— What is required —
How many lines in the records below include "MAX값"? Answer with the number only.

*** Block opens ***

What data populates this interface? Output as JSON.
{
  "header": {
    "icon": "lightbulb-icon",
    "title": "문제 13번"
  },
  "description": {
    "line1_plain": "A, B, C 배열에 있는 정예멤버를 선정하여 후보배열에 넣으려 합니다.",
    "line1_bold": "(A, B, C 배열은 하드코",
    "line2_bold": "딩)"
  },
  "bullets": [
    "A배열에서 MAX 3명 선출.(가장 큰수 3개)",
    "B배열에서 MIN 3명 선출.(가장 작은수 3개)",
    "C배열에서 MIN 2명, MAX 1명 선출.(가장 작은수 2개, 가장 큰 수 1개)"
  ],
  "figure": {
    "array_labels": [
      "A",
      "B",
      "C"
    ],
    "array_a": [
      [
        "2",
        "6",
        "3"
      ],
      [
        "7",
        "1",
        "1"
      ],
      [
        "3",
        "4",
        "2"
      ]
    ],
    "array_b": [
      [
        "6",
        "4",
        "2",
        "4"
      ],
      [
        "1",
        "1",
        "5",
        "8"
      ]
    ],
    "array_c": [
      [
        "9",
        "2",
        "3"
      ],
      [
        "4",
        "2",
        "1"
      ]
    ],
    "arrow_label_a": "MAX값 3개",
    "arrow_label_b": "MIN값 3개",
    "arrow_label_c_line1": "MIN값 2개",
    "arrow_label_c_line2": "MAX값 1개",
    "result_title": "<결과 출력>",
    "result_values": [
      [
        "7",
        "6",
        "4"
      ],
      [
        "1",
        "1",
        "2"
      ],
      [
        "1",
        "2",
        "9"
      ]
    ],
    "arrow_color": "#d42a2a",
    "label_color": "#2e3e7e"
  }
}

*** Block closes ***

— Written answer —
2